Tuberculosis as an infectious disease is increasing in both the number of cases and severity of impact, and the number of cases among school-aged children is also increasing. Health promotion campaigns in schools have not been intensive, and there is poor behavior in tuberculosis prevention. Role play—playing roles actively with provided materials—is one health education method that can empower school-aged children to understand tuberculosis prevention. The purpose of this research is to identify the influence of role playing on tuberculosis transmission prevention in school-aged children. Study participants were 100 school-aged children. The study used quasi-experimental types of pre-test and post-test, with a control group.
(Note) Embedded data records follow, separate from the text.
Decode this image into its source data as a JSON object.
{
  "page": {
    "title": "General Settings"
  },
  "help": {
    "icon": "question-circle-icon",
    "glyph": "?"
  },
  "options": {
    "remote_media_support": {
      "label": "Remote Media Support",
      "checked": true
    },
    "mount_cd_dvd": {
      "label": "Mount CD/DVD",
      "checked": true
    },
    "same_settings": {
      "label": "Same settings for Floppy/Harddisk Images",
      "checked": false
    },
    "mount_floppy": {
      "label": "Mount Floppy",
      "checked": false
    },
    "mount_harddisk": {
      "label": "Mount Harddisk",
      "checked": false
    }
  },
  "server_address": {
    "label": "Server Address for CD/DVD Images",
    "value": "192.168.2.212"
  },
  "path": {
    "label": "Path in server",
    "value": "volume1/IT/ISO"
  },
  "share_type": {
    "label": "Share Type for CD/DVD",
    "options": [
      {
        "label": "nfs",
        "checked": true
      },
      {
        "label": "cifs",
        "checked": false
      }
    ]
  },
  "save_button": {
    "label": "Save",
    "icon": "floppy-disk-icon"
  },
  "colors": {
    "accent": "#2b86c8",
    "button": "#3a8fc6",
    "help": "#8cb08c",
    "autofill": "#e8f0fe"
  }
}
The t test results showed that improvement of tuberculosis prevention behaviors in the intervention group was higher than the control group (p value =.000). The role play method is recommended for health education for at least 6 sessions in school-aged children.
- role play
- tuberculosis prevention